At the risk of beating a dead horse:
Racemic mixture has a specific meaning - it is a 1:1 mix of two enantiomers. While a racemic mixture may, in some contexts, be represented by a wavy bond, the use of the wavy bond is far more general than that single meaning and gives no information whatsoever (in itself) on the proportions of any possible mixture.
The wavy line bond is used in many different ways, depending on context. In the context shown, it means what Babcock_Hall said - the stereochemistry is not specified. The name "glyceraldehyde" with no other descriptors does not show chirality, and the wavy bond in the structure makes that obvious.

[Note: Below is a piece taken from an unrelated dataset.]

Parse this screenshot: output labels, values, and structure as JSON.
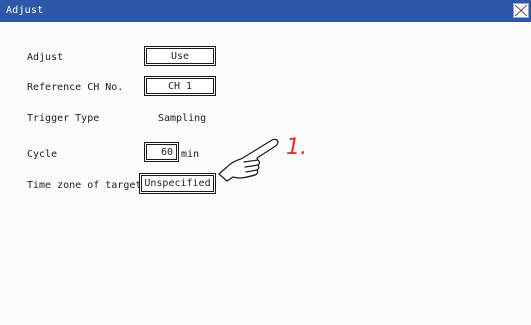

It can also mean "unknown chirality" as Discodermolide said. This is usually in the context of a reaction, and I've seen it most frequently in reactions that add a second chiral center to a chiral molecule. This produces diastereomers, and you frequently see some stereocontrol over the second chiral center by the first chiral center. The products are frequently separable by chromatography, but it can take considerable work to determine what the exact structures of the two resulting compounds are. Frequently, both the mixture of diastereomers and the individual diastereomers are represented with a wavy bond until the actual stereochemistry can be determined.
Finally, it is used in some contexts to indicate "not determined" or "not important". This is the case frequently in natural products which have multiple stereocenters, such as steroids. A reaction may produce a new stereocenter which is removed by a subsequent reaction - for example, a hydrolysis reaction to produce an alcohol on a new chiral center, followed by oxidation to the ketone. Steroids are rigid systems and many reactions are very stereoselective, so the hydrolysis reaction will probably yield mostly a single enantiomer - but if you are getting rid of the stereocenter anyway in the next reaction, it probably isn't worth the effort to prove that and determine the exact stereochemistry. Instead, you just represent the C-OH bond with a wavy line, and go on to the next reaction.
There - dead horse is thoroughly flogged.